The turn of the millennium has witnessed a uniquely dazzling renaissance in cinematic production within the horror genre. How do we account for the prolific production and prodigious diffusion of horror film since the turn of this last century? From thematic topoi to cinematographic style, horror cinema of the past 10-15 years has witnessed numerous trends emerge, cross-pollinate internationally, and re-enter the genre in cycles of repetition and transformation accelerated by digital production and distribution technologies. And yet, the sheer proliferation and remarkable diversity of vital horror filmmaking makes defining the genre perhaps more challenging than ever before. This conference will approach contemporary horror cinema in its diverse global aspects. Details and schedule available on the conference website.
Adam Lowenstein (University of Pittsburgh), author of Shocking Representation: Historical Trauma, National Cinema, and the Modern Horror Film, will deliver the keynote address.
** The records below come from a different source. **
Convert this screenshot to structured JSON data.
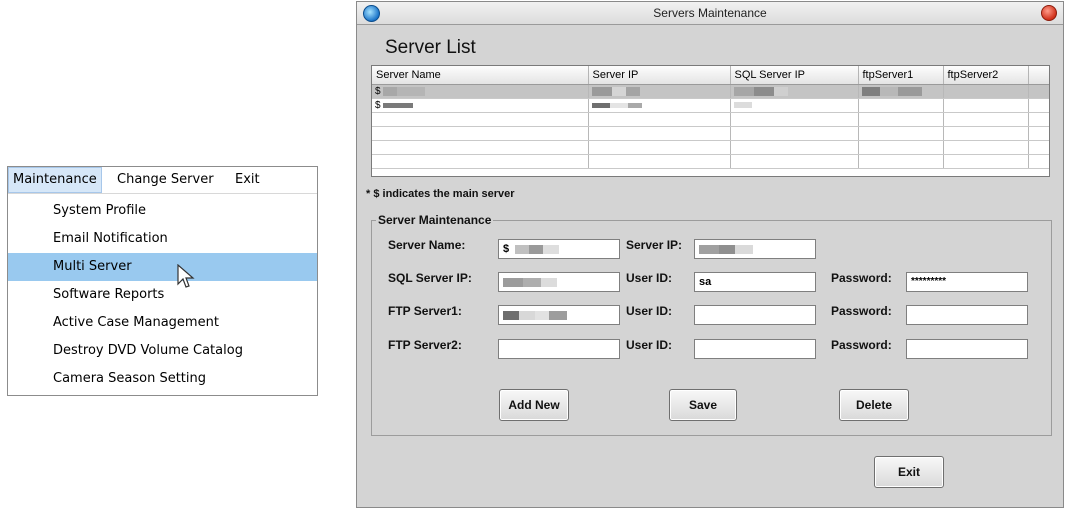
{
  "menu": {
    "bar": [
      "Maintenance",
      "Change Server",
      "Exit"
    ],
    "items": [
      "System Profile",
      "Email Notification",
      "Multi Server",
      "Software Reports",
      "Active Case Management",
      "Destroy DVD Volume Catalog",
      "Camera Season Setting"
    ],
    "highlighted": "Multi Server"
  },
  "window": {
    "title": "Servers Maintenance",
    "heading": "Server List",
    "columns": [
      "Server Name",
      "Server IP",
      "SQL Server IP",
      "ftpServer1",
      "ftpServer2"
    ],
    "rows": [
      {
        "server_name": "$"
      },
      {
        "server_name": "$"
      }
    ],
    "note": "* $ indicates the main server",
    "group_title": "Server Maintenance",
    "labels": {
      "server_name": "Server Name:",
      "server_ip": "Server IP:",
      "sql_server_ip": "SQL Server IP:",
      "user_id": "User ID:",
      "password": "Password:",
      "ftp_server1": "FTP Server1:",
      "ftp_server2": "FTP Server2:"
    },
    "values": {
      "server_name": "$",
      "sql_user_id": "sa",
      "sql_password": "*********"
    },
    "buttons": {
      "add_new": "Add New",
      "save": "Save",
      "delete": "Delete",
      "exit": "Exit"
    }
  }
}
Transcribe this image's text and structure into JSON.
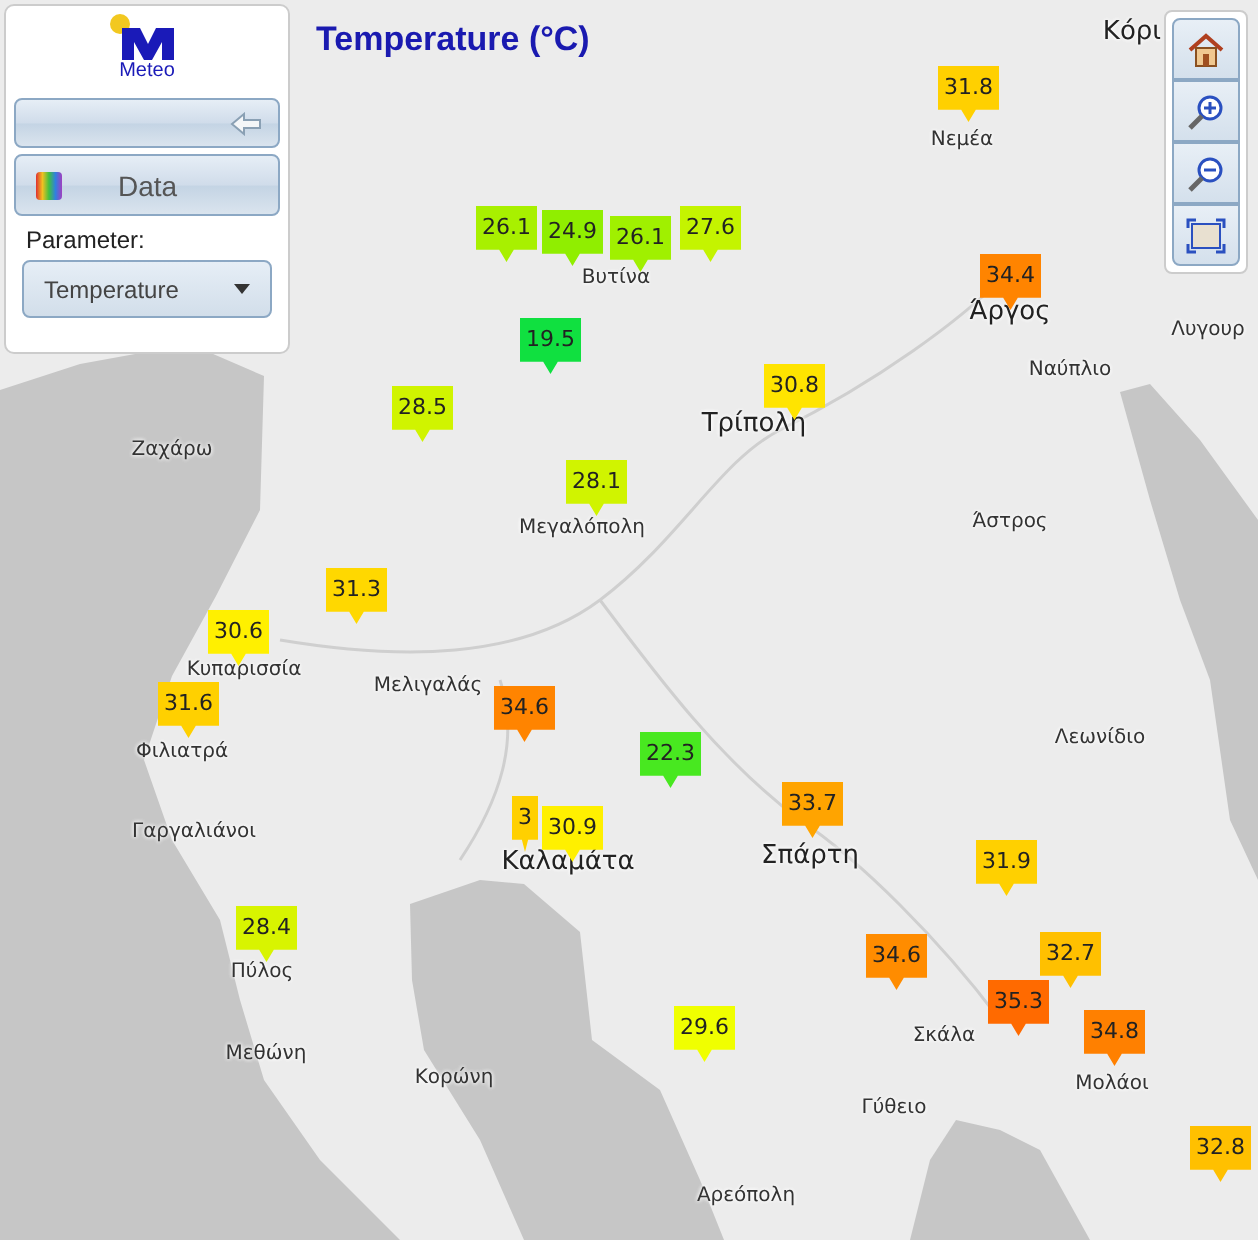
{
  "panel": {
    "logo_text": "Meteo",
    "data_button": "Data",
    "parameter_label": "Parameter:",
    "parameter_select": "Temperature"
  },
  "title": "Temperature (°C)",
  "places": [
    {
      "name": "Κόρι",
      "kind": "city"
    },
    {
      "name": "Νεμέα",
      "kind": "town"
    },
    {
      "name": "Άργος",
      "kind": "city"
    },
    {
      "name": "Ναύπλιο",
      "kind": "town"
    },
    {
      "name": "Λυγουρ",
      "kind": "town"
    },
    {
      "name": "Βυτίνα",
      "kind": "town"
    },
    {
      "name": "Τρίπολη",
      "kind": "city"
    },
    {
      "name": "Ζαχάρω",
      "kind": "town"
    },
    {
      "name": "Μεγαλόπολη",
      "kind": "town"
    },
    {
      "name": "Άστρος",
      "kind": "town"
    },
    {
      "name": "Κυπαρισσία",
      "kind": "town"
    },
    {
      "name": "Φιλιατρά",
      "kind": "town"
    },
    {
      "name": "Μελιγαλάς",
      "kind": "town"
    },
    {
      "name": "Λεωνίδιο",
      "kind": "town"
    },
    {
      "name": "Γαργαλιάνοι",
      "kind": "town"
    },
    {
      "name": "Καλαμάτα",
      "kind": "city"
    },
    {
      "name": "Σπάρτη",
      "kind": "city"
    },
    {
      "name": "Πύλος",
      "kind": "town"
    },
    {
      "name": "Σκάλα",
      "kind": "town"
    },
    {
      "name": "Μεθώνη",
      "kind": "town"
    },
    {
      "name": "Κορώνη",
      "kind": "town"
    },
    {
      "name": "Μολάοι",
      "kind": "town"
    },
    {
      "name": "Γύθειο",
      "kind": "town"
    },
    {
      "name": "Αρεόπολη",
      "kind": "town"
    }
  ],
  "markers": [
    {
      "value": "31.8",
      "color": "#ffd000"
    },
    {
      "value": "34.4",
      "color": "#ff8400"
    },
    {
      "value": "26.1",
      "color": "#a8f000"
    },
    {
      "value": "24.9",
      "color": "#90ee00"
    },
    {
      "value": "26.1",
      "color": "#a0f000"
    },
    {
      "value": "27.6",
      "color": "#c4f400"
    },
    {
      "value": "19.5",
      "color": "#10e040"
    },
    {
      "value": "28.5",
      "color": "#d0f400"
    },
    {
      "value": "30.8",
      "color": "#ffe400"
    },
    {
      "value": "28.1",
      "color": "#d0f400"
    },
    {
      "value": "31.3",
      "color": "#ffd800"
    },
    {
      "value": "30.6",
      "color": "#fff000"
    },
    {
      "value": "31.6",
      "color": "#ffd000"
    },
    {
      "value": "34.6",
      "color": "#ff8400"
    },
    {
      "value": "22.3",
      "color": "#48e820"
    },
    {
      "value": "3",
      "color": "#ffd000"
    },
    {
      "value": "30.9",
      "color": "#fff000"
    },
    {
      "value": "33.7",
      "color": "#ffa400"
    },
    {
      "value": "31.9",
      "color": "#ffd000"
    },
    {
      "value": "28.4",
      "color": "#d8f400"
    },
    {
      "value": "34.6",
      "color": "#ff8c00"
    },
    {
      "value": "32.7",
      "color": "#ffc000"
    },
    {
      "value": "29.6",
      "color": "#f0ff00"
    },
    {
      "value": "35.3",
      "color": "#ff6a00"
    },
    {
      "value": "34.8",
      "color": "#ff8000"
    },
    {
      "value": "32.8",
      "color": "#ffc000"
    }
  ],
  "map_controls": [
    {
      "kind": "home"
    },
    {
      "kind": "zoom_in"
    },
    {
      "kind": "zoom_out"
    },
    {
      "kind": "extent"
    }
  ]
}
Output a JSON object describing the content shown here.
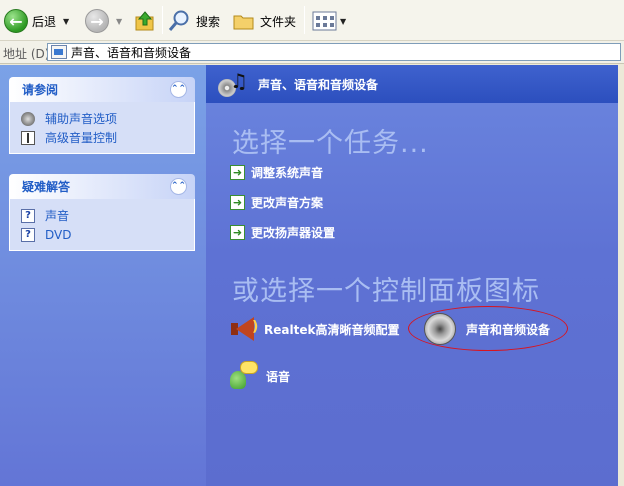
{
  "toolbar": {
    "back_label": "后退",
    "search_label": "搜索",
    "folders_label": "文件夹"
  },
  "address": {
    "label": "地址 (D)",
    "value": "声音、语音和音频设备"
  },
  "see_also": {
    "title": "请参阅",
    "items": [
      {
        "label": "辅助声音选项",
        "icon": "speaker-icon"
      },
      {
        "label": "高级音量控制",
        "icon": "volume-slider-icon"
      }
    ]
  },
  "troubleshoot": {
    "title": "疑难解答",
    "items": [
      {
        "label": "声音",
        "icon": "help-icon"
      },
      {
        "label": "DVD",
        "icon": "help-icon"
      }
    ]
  },
  "category": {
    "title": "声音、语音和音频设备"
  },
  "tasks": {
    "heading": "选择一个任务...",
    "items": [
      {
        "label": "调整系统声音"
      },
      {
        "label": "更改声音方案"
      },
      {
        "label": "更改扬声器设置"
      }
    ]
  },
  "control_panel": {
    "heading": "或选择一个控制面板图标",
    "items": [
      {
        "label": "Realtek高清晰音频配置",
        "icon": "realtek-audio-icon"
      },
      {
        "label": "声音和音频设备",
        "icon": "sound-audio-devices-icon",
        "highlighted": true
      },
      {
        "label": "语音",
        "icon": "speech-icon"
      }
    ]
  },
  "colors": {
    "task_pane_bg": "#6B86DF",
    "link_blue": "#215DC6",
    "highlight_circle": "#D8141F"
  }
}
His essays have appeared in Cinema Journal, Critical Quarterly, and Post Script, as well as the anthologies Hitchcock: Past and Future (ed. Richard Allen and Sam Ishii-Gonzáles, 2004), Trauma and Cinema: Cross-Cultural Explorations (ed. E. Ann Kaplan and Ban Wang, 2004) and British Cinema, Past and Present (ed. Justine Ashby and Andrew Higson, 2000). He is an interviewed scholar in The American Nightmare (2000), a documentary investigation of 1960's and 1970's American horror films directed by Adam Simon and co-produced by Colin MacCabe for The Independent Film Channel.
Co-sponsored by the Franke Institute, France Chicago Center and Mass Culture Workshop.